▶ _Given data_:
-=-=-=-=-

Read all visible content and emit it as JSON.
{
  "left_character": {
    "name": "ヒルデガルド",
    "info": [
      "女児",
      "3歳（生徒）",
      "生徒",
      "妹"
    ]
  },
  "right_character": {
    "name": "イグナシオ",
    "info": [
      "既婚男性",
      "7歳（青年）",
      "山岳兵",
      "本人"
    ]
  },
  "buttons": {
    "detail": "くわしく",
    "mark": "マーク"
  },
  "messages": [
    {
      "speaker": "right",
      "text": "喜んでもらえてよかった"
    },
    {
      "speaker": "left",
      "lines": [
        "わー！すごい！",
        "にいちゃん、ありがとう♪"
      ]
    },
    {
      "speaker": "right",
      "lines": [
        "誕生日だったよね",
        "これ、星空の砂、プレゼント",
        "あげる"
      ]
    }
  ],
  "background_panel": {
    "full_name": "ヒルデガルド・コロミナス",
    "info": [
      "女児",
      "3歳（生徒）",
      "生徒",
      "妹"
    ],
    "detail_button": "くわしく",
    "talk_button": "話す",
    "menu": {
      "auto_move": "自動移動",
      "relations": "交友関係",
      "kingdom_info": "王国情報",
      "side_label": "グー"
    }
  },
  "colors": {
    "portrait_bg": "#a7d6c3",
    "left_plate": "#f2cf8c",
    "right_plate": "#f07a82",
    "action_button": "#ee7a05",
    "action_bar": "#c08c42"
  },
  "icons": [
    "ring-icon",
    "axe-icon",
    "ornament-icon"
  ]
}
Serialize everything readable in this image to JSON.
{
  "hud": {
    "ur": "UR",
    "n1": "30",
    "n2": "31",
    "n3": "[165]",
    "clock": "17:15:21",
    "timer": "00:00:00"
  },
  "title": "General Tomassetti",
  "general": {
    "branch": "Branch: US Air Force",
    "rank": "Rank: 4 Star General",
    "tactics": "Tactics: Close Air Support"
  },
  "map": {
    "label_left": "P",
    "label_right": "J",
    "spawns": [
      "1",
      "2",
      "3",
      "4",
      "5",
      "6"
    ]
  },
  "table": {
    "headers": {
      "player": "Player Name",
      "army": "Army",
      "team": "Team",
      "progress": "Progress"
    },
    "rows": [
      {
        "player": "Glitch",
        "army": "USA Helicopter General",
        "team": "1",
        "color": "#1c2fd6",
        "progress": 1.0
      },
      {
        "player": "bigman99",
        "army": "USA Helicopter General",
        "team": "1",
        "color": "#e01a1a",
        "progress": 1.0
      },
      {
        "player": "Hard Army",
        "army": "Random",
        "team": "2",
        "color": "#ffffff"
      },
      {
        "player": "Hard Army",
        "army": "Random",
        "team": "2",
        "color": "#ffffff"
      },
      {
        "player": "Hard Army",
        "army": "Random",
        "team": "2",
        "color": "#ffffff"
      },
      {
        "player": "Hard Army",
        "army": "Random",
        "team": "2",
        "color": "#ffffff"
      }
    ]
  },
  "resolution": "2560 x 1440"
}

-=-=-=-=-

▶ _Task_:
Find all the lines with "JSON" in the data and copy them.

▶ _Your response_:
Read all visible content and emit it as JSON.
Serialize everything readable in this image to JSON.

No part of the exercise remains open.